The pandemic and ensuing shutdown of MLB caused owners and the MLB Players Association to negotiate the temporary landscape of the sport. The 2020 draft was shortened from 40 rounds to five rounds for this year, and the 2021 draft may be only 20 rounds. Additionally, undrafted free agents were capped at a $20,000 bonus. The memo Cooper mentioned is aimed at preventing teams from circumventing that bonus by promising UDFA’s more money via the CEP program.

There’s a cynical and a not-so-cynical way to interpret this. The cynical way is to see this as one of the many ways MLB has hamstrung players who are not yet major leaguers — shrinking the minors by more than 25 percent, lobbying to legally underpay minor leaguers, etc.

The more forgiving interpretation is to see this as MLB trying to protect the young players, their families, and perhaps some less experienced agents who might not know MLB teams can try to take advantage of players this way, by over-promising while planning to under-deliver. Or, in MLB’s verbiage, offering “exorbitant” amounts. The amount of money the team contributes has nothing to do with either party’s desire or intent; it’s based on incurred expenses and oftentimes paid directly to the school. A player living on campus at Yale will receive more scholarship money — for tuition, for room and board — than a student commuting to a community college, for example. When you realize that most players will either never take advantage of the program or will incur expenses on the lighter end of the spectrum, it’s easy for teams to confidently overpromise to attempt to attract players. And if one team is overpromising, then the other teams are incentivized to do the same, creating an entire system of dishonesty.

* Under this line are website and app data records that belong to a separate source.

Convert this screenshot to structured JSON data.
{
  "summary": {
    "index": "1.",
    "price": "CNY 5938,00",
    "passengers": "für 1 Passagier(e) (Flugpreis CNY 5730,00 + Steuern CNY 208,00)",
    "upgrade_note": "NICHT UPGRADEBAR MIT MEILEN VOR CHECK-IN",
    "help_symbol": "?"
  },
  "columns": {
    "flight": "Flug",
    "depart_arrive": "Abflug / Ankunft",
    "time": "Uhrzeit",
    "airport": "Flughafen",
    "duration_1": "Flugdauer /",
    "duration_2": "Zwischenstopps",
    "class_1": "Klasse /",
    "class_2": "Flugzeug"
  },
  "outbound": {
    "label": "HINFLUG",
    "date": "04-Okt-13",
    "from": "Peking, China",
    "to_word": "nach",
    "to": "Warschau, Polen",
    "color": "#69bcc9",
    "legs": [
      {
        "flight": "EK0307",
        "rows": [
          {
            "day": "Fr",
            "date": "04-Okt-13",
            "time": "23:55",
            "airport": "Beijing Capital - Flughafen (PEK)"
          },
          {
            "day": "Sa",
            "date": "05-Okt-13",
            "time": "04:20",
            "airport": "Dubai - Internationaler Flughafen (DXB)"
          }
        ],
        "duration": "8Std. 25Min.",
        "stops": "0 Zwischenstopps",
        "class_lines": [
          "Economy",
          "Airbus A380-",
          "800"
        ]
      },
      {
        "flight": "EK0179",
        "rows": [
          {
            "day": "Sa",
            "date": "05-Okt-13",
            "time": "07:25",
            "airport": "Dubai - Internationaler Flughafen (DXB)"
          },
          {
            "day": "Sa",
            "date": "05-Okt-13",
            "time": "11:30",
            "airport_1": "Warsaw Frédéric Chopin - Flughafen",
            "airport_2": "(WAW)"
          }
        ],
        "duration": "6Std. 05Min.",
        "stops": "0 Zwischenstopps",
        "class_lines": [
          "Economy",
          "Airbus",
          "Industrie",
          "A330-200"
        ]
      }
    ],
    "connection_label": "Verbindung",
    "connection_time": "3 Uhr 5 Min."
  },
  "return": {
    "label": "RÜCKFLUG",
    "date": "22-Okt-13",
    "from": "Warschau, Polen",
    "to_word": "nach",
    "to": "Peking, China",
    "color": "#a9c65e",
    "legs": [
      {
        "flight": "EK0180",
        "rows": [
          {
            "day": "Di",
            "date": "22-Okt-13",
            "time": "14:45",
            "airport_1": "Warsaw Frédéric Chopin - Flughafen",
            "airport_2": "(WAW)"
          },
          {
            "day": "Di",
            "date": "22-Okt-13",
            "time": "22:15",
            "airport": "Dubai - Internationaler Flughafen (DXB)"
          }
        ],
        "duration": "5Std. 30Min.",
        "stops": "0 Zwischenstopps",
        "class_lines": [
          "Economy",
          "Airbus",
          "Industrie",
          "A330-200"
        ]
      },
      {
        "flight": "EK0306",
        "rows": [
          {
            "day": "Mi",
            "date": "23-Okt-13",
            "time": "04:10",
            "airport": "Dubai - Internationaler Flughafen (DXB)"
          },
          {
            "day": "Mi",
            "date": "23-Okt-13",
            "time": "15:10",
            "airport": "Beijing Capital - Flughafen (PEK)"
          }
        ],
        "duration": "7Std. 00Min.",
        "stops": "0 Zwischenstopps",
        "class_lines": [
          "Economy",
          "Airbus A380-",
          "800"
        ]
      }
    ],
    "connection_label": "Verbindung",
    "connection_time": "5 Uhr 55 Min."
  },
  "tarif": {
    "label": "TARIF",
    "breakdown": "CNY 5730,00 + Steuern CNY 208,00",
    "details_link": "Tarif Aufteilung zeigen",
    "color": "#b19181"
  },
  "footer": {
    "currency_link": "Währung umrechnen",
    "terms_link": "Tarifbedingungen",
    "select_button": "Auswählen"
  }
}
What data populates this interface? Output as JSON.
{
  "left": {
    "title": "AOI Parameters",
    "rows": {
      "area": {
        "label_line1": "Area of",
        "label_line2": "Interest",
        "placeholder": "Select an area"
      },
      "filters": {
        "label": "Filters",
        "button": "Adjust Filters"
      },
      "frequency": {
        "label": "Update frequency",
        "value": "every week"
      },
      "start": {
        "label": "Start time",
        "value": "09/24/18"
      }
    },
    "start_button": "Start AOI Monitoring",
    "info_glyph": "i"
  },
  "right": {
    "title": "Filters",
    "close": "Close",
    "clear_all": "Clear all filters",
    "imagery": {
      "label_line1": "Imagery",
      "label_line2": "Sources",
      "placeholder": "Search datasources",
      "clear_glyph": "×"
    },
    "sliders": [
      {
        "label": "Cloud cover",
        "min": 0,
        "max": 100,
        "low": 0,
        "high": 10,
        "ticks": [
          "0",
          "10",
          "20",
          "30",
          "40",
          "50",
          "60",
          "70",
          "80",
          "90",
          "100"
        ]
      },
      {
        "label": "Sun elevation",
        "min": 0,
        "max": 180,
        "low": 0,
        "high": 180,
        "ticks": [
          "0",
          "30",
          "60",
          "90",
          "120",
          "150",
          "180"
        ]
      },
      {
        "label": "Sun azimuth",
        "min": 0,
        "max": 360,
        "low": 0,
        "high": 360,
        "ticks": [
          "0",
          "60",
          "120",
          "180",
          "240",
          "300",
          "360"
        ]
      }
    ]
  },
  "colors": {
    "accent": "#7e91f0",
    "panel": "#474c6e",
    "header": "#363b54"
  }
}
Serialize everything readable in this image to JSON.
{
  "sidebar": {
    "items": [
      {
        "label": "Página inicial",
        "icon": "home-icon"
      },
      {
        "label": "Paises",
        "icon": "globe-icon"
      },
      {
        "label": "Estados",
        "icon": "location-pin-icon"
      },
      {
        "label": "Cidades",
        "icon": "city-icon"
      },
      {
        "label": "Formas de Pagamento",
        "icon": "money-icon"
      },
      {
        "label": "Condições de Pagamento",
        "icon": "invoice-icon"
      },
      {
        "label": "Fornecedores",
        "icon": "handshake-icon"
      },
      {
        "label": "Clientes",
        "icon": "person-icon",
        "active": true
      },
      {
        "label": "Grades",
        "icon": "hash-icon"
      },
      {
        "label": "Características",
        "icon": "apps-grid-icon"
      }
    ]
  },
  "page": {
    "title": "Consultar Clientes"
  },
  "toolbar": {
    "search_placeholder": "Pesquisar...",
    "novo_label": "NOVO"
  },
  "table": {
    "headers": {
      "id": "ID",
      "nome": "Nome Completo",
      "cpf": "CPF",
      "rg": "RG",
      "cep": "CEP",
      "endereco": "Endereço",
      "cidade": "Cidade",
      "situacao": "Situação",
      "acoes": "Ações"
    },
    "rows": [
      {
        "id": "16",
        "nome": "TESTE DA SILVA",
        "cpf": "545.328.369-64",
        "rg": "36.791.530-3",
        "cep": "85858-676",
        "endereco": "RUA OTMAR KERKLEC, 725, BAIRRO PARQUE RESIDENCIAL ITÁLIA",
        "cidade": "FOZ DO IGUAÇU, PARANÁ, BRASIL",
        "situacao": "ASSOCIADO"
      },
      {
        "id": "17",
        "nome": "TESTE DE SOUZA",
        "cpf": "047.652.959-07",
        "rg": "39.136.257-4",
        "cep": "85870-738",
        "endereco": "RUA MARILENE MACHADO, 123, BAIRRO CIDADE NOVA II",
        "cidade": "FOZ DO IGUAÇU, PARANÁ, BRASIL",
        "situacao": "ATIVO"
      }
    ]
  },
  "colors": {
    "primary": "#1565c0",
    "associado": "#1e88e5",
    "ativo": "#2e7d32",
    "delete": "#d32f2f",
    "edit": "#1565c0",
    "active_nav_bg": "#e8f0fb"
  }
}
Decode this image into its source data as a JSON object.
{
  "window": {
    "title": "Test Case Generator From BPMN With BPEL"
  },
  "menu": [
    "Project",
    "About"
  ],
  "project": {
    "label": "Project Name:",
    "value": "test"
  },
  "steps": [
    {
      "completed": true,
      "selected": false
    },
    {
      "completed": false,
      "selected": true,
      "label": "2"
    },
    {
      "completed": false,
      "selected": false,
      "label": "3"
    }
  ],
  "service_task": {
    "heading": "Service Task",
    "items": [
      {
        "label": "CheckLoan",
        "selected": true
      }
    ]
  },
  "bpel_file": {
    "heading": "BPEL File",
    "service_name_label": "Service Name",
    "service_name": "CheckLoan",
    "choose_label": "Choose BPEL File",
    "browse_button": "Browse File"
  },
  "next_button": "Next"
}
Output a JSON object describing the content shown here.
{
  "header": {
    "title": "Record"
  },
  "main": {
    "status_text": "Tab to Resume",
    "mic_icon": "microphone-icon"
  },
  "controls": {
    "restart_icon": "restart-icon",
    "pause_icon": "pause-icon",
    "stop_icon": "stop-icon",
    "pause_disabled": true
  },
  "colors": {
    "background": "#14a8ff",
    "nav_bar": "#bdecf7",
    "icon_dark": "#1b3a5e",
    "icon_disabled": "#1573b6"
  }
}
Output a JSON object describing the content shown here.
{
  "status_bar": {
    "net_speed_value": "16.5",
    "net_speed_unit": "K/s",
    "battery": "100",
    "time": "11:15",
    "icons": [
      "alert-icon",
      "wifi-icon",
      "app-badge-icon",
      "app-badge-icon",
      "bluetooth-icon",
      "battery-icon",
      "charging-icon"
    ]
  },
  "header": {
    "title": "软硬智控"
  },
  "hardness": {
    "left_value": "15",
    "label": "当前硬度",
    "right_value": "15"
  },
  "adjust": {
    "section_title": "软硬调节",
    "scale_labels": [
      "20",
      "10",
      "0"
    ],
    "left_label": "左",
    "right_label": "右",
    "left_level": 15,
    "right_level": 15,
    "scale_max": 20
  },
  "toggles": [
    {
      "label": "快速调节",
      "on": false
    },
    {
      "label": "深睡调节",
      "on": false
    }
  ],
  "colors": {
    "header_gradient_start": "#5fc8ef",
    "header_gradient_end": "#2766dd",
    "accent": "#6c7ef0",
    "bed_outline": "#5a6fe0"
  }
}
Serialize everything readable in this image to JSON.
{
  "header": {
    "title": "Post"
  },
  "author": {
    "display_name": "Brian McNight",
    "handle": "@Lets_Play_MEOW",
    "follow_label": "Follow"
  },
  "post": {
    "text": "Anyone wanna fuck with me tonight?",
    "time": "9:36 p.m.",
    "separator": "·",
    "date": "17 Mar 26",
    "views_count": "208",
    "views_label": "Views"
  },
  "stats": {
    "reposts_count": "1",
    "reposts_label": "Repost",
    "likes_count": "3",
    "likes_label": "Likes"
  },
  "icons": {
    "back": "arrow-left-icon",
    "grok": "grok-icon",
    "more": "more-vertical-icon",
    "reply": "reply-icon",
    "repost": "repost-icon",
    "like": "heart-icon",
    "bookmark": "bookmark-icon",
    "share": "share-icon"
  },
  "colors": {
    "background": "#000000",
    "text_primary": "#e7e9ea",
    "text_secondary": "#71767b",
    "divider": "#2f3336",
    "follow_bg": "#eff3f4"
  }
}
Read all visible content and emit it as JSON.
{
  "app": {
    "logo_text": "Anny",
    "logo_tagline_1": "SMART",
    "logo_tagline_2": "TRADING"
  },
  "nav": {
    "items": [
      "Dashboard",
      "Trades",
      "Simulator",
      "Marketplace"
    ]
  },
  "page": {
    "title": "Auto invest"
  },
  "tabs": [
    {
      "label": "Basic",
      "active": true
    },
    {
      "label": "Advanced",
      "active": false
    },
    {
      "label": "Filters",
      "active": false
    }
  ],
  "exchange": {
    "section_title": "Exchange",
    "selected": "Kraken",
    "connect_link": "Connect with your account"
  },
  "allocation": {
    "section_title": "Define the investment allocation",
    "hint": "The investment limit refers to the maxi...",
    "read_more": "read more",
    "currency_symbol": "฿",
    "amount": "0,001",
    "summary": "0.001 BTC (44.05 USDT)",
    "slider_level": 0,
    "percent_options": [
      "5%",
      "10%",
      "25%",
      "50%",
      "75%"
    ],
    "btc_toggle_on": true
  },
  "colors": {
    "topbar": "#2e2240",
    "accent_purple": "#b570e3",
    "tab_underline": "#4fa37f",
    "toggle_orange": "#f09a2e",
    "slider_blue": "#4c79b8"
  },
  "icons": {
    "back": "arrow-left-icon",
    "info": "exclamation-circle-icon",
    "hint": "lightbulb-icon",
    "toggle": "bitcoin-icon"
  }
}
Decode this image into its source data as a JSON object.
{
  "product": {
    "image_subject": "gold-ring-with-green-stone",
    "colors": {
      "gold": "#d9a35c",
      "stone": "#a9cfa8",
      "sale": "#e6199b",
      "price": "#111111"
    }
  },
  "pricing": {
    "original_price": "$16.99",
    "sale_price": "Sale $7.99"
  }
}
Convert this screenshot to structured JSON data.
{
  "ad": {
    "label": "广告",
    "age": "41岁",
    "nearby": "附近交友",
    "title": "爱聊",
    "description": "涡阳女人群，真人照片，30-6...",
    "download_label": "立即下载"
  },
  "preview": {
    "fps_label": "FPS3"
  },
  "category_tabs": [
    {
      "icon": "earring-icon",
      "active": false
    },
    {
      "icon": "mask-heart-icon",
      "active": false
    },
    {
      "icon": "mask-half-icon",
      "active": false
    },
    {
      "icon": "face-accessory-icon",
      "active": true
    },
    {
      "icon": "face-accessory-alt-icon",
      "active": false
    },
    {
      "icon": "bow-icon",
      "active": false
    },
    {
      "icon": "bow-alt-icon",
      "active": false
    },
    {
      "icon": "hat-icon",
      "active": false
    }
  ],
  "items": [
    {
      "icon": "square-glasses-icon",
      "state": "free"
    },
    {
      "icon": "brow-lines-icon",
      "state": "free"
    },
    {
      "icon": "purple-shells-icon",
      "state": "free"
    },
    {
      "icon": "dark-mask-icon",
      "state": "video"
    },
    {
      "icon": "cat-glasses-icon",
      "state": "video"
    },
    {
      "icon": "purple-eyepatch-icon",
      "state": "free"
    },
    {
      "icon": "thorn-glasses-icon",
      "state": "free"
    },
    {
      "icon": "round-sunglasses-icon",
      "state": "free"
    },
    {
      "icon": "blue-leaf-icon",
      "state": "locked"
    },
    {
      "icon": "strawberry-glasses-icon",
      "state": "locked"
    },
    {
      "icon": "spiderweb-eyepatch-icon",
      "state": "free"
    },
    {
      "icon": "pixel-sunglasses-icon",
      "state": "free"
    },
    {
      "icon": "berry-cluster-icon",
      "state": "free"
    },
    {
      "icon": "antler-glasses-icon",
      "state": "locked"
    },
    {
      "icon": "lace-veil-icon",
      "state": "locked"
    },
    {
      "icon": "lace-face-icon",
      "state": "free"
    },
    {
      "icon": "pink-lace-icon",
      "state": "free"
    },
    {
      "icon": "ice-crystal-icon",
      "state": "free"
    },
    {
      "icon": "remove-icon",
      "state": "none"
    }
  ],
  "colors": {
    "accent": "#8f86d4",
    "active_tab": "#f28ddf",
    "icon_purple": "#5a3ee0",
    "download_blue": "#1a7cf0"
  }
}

Of course, only MLB knows its true intentions behind the memo. How you interpret this depends on your level of cynicism with the league. And, frankly, MLB hasn’t done much to earn itself the benefit of the doubt lately.